▸ Material for this exercise:
-------

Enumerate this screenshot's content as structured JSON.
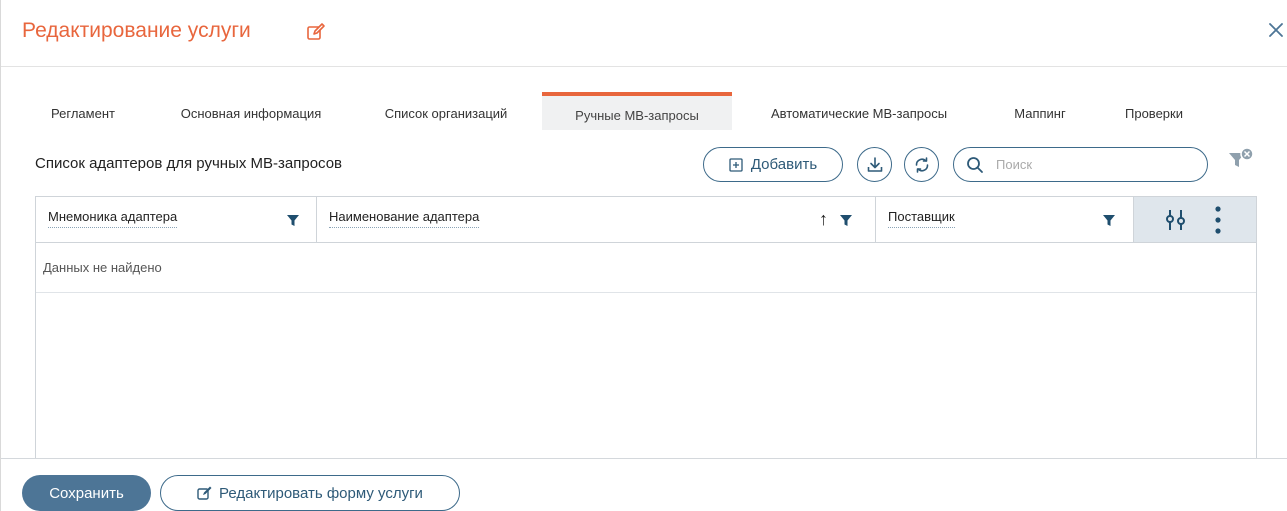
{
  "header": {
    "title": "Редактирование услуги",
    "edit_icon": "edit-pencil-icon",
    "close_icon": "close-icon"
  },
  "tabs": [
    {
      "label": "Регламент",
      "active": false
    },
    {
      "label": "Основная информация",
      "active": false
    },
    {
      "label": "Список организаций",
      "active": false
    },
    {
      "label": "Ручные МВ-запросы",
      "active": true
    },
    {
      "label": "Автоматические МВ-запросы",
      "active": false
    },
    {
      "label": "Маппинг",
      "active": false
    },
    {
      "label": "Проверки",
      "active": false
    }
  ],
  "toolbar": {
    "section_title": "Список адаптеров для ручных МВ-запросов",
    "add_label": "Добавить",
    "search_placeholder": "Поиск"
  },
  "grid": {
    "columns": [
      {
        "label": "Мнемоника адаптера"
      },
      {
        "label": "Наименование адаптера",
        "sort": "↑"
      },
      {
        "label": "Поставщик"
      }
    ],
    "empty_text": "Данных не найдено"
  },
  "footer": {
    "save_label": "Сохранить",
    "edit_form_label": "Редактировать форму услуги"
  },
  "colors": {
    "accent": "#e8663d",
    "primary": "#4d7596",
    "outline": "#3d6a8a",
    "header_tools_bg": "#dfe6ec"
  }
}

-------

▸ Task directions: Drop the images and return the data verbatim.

▸ Reply:
Enumerate this screenshot's content as structured JSON.
{
  "header": {
    "title": "Редактирование услуги",
    "edit_icon": "edit-pencil-icon",
    "close_icon": "close-icon"
  },
  "tabs": [
    {
      "label": "Регламент",
      "active": false
    },
    {
      "label": "Основная информация",
      "active": false
    },
    {
      "label": "Список организаций",
      "active": false
    },
    {
      "label": "Ручные МВ-запросы",
      "active": true
    },
    {
      "label": "Автоматические МВ-запросы",
      "active": false
    },
    {
      "label": "Маппинг",
      "active": false
    },
    {
      "label": "Проверки",
      "active": false
    }
  ],
  "toolbar": {
    "section_title": "Список адаптеров для ручных МВ-запросов",
    "add_label": "Добавить",
    "search_placeholder": "Поиск"
  },
  "grid": {
    "columns": [
      {
        "label": "Мнемоника адаптера"
      },
      {
        "label": "Наименование адаптера",
        "sort": "↑"
      },
      {
        "label": "Поставщик"
      }
    ],
    "empty_text": "Данных не найдено"
  },
  "footer": {
    "save_label": "Сохранить",
    "edit_form_label": "Редактировать форму услуги"
  },
  "colors": {
    "accent": "#e8663d",
    "primary": "#4d7596",
    "outline": "#3d6a8a",
    "header_tools_bg": "#dfe6ec"
  }
}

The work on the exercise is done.